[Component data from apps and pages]
***

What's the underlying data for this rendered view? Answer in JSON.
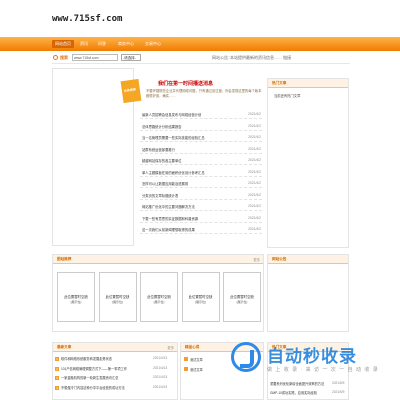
{
  "site": {
    "logo_text": "www.715sf.com"
  },
  "nav": {
    "items": [
      "网站首页",
      "资讯",
      "问答",
      "商务中心",
      "交易中心"
    ]
  },
  "search": {
    "label": "搜索",
    "input_value": "www.715sf.com",
    "select_value": "-请选择-",
    "notice_label": "网站公告：",
    "notice_text": "本站提供最新的资讯信息……  链接"
  },
  "panels": {
    "right_top": {
      "title": "热门文章",
      "item": "当前还有热门文章"
    },
    "recommend": {
      "title": "图站推荐"
    },
    "links": {
      "title": "网站公告"
    },
    "latest": {
      "title": "最新文章"
    },
    "hot": {
      "title": "精品心得"
    },
    "fav": {
      "title": "热门文章"
    },
    "more": "更多"
  },
  "headline": {
    "ribbon": "头条推荐",
    "title": "我们在第一时间播送消息",
    "summary": "不要怀疑那些企业并代理网络问题，只有通过该过渡，你会发现这里的每个版本都很好用，确实……"
  },
  "news": [
    {
      "title": "最新人员招聘会信息发布与网络经营计划",
      "date": "2021/4/2"
    },
    {
      "title": "总体思路统计分析结果报告",
      "date": "2021/4/2"
    },
    {
      "title": "当一名管理员需要一些实际技能的经验汇总",
      "date": "2021/4/2"
    },
    {
      "title": "站群系统运营部要推行",
      "date": "2021/4/2"
    },
    {
      "title": "超越网站保存的各主要单位",
      "date": "2021/4/2"
    },
    {
      "title": "单人主题模板在用的面积优化设计参考汇总",
      "date": "2021/4/2"
    },
    {
      "title": "怎样可以让数据应用能及进展现",
      "date": "2021/4/2"
    },
    {
      "title": "分类页的文章标题统计表",
      "date": "2021/4/2"
    },
    {
      "title": "网站推广优化中的主要问题解决方法",
      "date": "2021/4/2"
    },
    {
      "title": "下载一些有意思的实证数据和科普资源",
      "date": "2021/4/2"
    },
    {
      "title": "这一次我们从前新闻理想取得的成果",
      "date": "2021/4/2"
    }
  ],
  "cards": [
    {
      "line1": "此位置暂时空缺",
      "line2": "[展示位]"
    },
    {
      "line1": "此位置暂时空缺",
      "line2": "[展示位]"
    },
    {
      "line1": "此位置暂时空缺",
      "line2": "[展示位]"
    },
    {
      "line1": "此位置暂时空缺",
      "line2": "[展示位]"
    },
    {
      "line1": "此位置暂时空缺",
      "line2": "[展示位]"
    }
  ],
  "latest": [
    {
      "n": "1",
      "title": "软件和网络系统服务商发展走势状态",
      "date": "2021/4/13"
    },
    {
      "n": "2",
      "title": "101户信网络管理调整方式下——第一事项工作",
      "date": "2021/4/13"
    },
    {
      "n": "3",
      "title": "一家金融机构的新一轮新生发展资讯汇总",
      "date": "2021/4/13"
    },
    {
      "n": "4",
      "title": "不想做冷门内容这种分享平台经营的成功方法",
      "date": "2021/4/13"
    }
  ],
  "hot": [
    "测试文章",
    "测试文章"
  ],
  "fav": [
    {
      "title": "重要系列优化新增全面提升效率的方法",
      "date": "2021/6/9"
    },
    {
      "title": "GMP-10成功实践，应用实际经验",
      "date": "2021/6/9"
    }
  ],
  "watermark": {
    "title": "自动秒收录",
    "sub": "做 上 收 录 · 来 访 一 次 一 自 动 收 录"
  }
}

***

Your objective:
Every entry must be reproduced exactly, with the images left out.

Task response:
What's the underlying data for this rendered view? Answer in JSON.
{
  "site": {
    "logo_text": "www.715sf.com"
  },
  "nav": {
    "items": [
      "网站首页",
      "资讯",
      "问答",
      "商务中心",
      "交易中心"
    ]
  },
  "search": {
    "label": "搜索",
    "input_value": "www.715sf.com",
    "select_value": "-请选择-",
    "notice_label": "网站公告：",
    "notice_text": "本站提供最新的资讯信息……  链接"
  },
  "panels": {
    "right_top": {
      "title": "热门文章",
      "item": "当前还有热门文章"
    },
    "recommend": {
      "title": "图站推荐"
    },
    "links": {
      "title": "网站公告"
    },
    "latest": {
      "title": "最新文章"
    },
    "hot": {
      "title": "精品心得"
    },
    "fav": {
      "title": "热门文章"
    },
    "more": "更多"
  },
  "headline": {
    "ribbon": "头条推荐",
    "title": "我们在第一时间播送消息",
    "summary": "不要怀疑那些企业并代理网络问题，只有通过该过渡，你会发现这里的每个版本都很好用，确实……"
  },
  "news": [
    {
      "title": "最新人员招聘会信息发布与网络经营计划",
      "date": "2021/4/2"
    },
    {
      "title": "总体思路统计分析结果报告",
      "date": "2021/4/2"
    },
    {
      "title": "当一名管理员需要一些实际技能的经验汇总",
      "date": "2021/4/2"
    },
    {
      "title": "站群系统运营部要推行",
      "date": "2021/4/2"
    },
    {
      "title": "超越网站保存的各主要单位",
      "date": "2021/4/2"
    },
    {
      "title": "单人主题模板在用的面积优化设计参考汇总",
      "date": "2021/4/2"
    },
    {
      "title": "怎样可以让数据应用能及进展现",
      "date": "2021/4/2"
    },
    {
      "title": "分类页的文章标题统计表",
      "date": "2021/4/2"
    },
    {
      "title": "网站推广优化中的主要问题解决方法",
      "date": "2021/4/2"
    },
    {
      "title": "下载一些有意思的实证数据和科普资源",
      "date": "2021/4/2"
    },
    {
      "title": "这一次我们从前新闻理想取得的成果",
      "date": "2021/4/2"
    }
  ],
  "cards": [
    {
      "line1": "此位置暂时空缺",
      "line2": "[展示位]"
    },
    {
      "line1": "此位置暂时空缺",
      "line2": "[展示位]"
    },
    {
      "line1": "此位置暂时空缺",
      "line2": "[展示位]"
    },
    {
      "line1": "此位置暂时空缺",
      "line2": "[展示位]"
    },
    {
      "line1": "此位置暂时空缺",
      "line2": "[展示位]"
    }
  ],
  "latest": [
    {
      "n": "1",
      "title": "软件和网络系统服务商发展走势状态",
      "date": "2021/4/13"
    },
    {
      "n": "2",
      "title": "101户信网络管理调整方式下——第一事项工作",
      "date": "2021/4/13"
    },
    {
      "n": "3",
      "title": "一家金融机构的新一轮新生发展资讯汇总",
      "date": "2021/4/13"
    },
    {
      "n": "4",
      "title": "不想做冷门内容这种分享平台经营的成功方法",
      "date": "2021/4/13"
    }
  ],
  "hot": [
    "测试文章",
    "测试文章"
  ],
  "fav": [
    {
      "title": "重要系列优化新增全面提升效率的方法",
      "date": "2021/6/9"
    },
    {
      "title": "GMP-10成功实践，应用实际经验",
      "date": "2021/6/9"
    }
  ],
  "watermark": {
    "title": "自动秒收录",
    "sub": "做 上 收 录 · 来 访 一 次 一 自 动 收 录"
  }
}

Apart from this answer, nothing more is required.